■ TRY IT: Pick out every line of the entries below where "label" occurs, and copy those lines.

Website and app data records
+--

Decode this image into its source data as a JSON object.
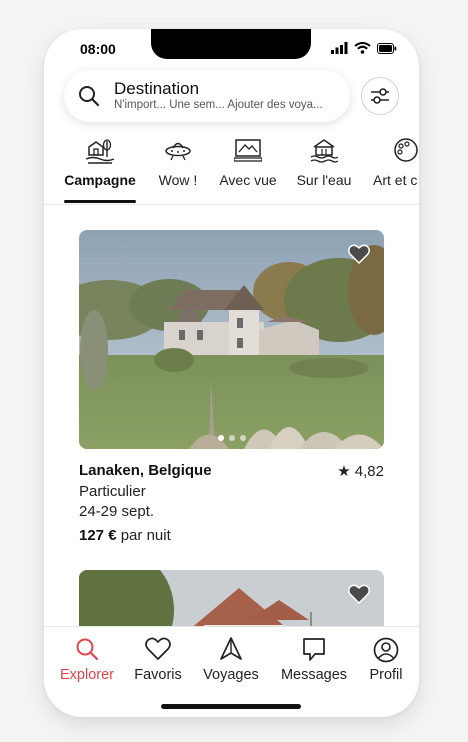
{
  "status_bar": {
    "time": "08:00"
  },
  "search": {
    "title": "Destination",
    "subtitle": "N'import... Une sem... Ajouter des voya..."
  },
  "categories": [
    {
      "label": "Campagne",
      "icon": "countryside-icon",
      "active": true
    },
    {
      "label": "Wow !",
      "icon": "ufo-icon",
      "active": false
    },
    {
      "label": "Avec vue",
      "icon": "view-icon",
      "active": false
    },
    {
      "label": "Sur l'eau",
      "icon": "houseboat-icon",
      "active": false
    },
    {
      "label": "Art et c",
      "icon": "palette-icon",
      "active": false
    }
  ],
  "listing": {
    "location": "Lanaken, Belgique",
    "rating": "★ 4,82",
    "host_type": "Particulier",
    "dates": "24-29 sept.",
    "price": "127 €",
    "price_unit": "par nuit",
    "photo_count": 3,
    "active_photo": 1
  },
  "tabs": [
    {
      "label": "Explorer",
      "icon": "search-icon",
      "active": true
    },
    {
      "label": "Favoris",
      "icon": "heart-icon",
      "active": false
    },
    {
      "label": "Voyages",
      "icon": "navigation-icon",
      "active": false
    },
    {
      "label": "Messages",
      "icon": "message-icon",
      "active": false
    },
    {
      "label": "Profil",
      "icon": "profile-icon",
      "active": false
    }
  ],
  "colors": {
    "accent": "#e0464b",
    "text": "#111111",
    "divider": "#e8e8e8"
  }
}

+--

■ TASK SOLUTION:
      "label": "Campagne",
      "label": "Wow !",
      "label": "Avec vue",
      "label": "Sur l'eau",
      "label": "Art et c",
      "label": "Explorer",
      "label": "Favoris",
      "label": "Voyages",
      "label": "Messages",
      "label": "Profil",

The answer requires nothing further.